───── Available records ─────

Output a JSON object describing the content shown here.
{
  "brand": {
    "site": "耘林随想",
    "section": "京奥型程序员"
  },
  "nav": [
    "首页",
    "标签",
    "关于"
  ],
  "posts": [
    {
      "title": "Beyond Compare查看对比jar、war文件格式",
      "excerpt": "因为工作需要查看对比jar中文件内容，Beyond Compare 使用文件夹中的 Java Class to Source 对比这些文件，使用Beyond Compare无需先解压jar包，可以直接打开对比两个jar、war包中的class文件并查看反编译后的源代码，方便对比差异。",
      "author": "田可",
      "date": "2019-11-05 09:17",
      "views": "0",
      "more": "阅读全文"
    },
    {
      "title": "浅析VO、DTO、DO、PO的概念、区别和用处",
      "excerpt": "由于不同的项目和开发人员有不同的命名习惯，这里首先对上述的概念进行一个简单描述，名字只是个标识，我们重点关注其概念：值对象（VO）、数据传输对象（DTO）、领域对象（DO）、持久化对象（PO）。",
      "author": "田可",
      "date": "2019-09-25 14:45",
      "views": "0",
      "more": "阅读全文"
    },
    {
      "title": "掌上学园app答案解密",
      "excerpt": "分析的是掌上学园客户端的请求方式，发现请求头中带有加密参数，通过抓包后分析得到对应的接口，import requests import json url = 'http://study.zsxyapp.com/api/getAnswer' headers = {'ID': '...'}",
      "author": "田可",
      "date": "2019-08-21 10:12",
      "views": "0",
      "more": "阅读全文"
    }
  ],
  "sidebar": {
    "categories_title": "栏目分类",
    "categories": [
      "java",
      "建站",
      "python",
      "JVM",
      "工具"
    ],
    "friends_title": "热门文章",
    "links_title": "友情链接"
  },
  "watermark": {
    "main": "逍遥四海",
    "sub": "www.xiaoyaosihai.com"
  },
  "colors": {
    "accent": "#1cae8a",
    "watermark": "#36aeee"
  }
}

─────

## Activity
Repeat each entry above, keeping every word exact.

## Solution to this exercise
Output a JSON object describing the content shown here.
{
  "brand": {
    "site": "耘林随想",
    "section": "京奥型程序员"
  },
  "nav": [
    "首页",
    "标签",
    "关于"
  ],
  "posts": [
    {
      "title": "Beyond Compare查看对比jar、war文件格式",
      "excerpt": "因为工作需要查看对比jar中文件内容，Beyond Compare 使用文件夹中的 Java Class to Source 对比这些文件，使用Beyond Compare无需先解压jar包，可以直接打开对比两个jar、war包中的class文件并查看反编译后的源代码，方便对比差异。",
      "author": "田可",
      "date": "2019-11-05 09:17",
      "views": "0",
      "more": "阅读全文"
    },
    {
      "title": "浅析VO、DTO、DO、PO的概念、区别和用处",
      "excerpt": "由于不同的项目和开发人员有不同的命名习惯，这里首先对上述的概念进行一个简单描述，名字只是个标识，我们重点关注其概念：值对象（VO）、数据传输对象（DTO）、领域对象（DO）、持久化对象（PO）。",
      "author": "田可",
      "date": "2019-09-25 14:45",
      "views": "0",
      "more": "阅读全文"
    },
    {
      "title": "掌上学园app答案解密",
      "excerpt": "分析的是掌上学园客户端的请求方式，发现请求头中带有加密参数，通过抓包后分析得到对应的接口，import requests import json url = 'http://study.zsxyapp.com/api/getAnswer' headers = {'ID': '...'}",
      "author": "田可",
      "date": "2019-08-21 10:12",
      "views": "0",
      "more": "阅读全文"
    }
  ],
  "sidebar": {
    "categories_title": "栏目分类",
    "categories": [
      "java",
      "建站",
      "python",
      "JVM",
      "工具"
    ],
    "friends_title": "热门文章",
    "links_title": "友情链接"
  },
  "watermark": {
    "main": "逍遥四海",
    "sub": "www.xiaoyaosihai.com"
  },
  "colors": {
    "accent": "#1cae8a",
    "watermark": "#36aeee"
  }
}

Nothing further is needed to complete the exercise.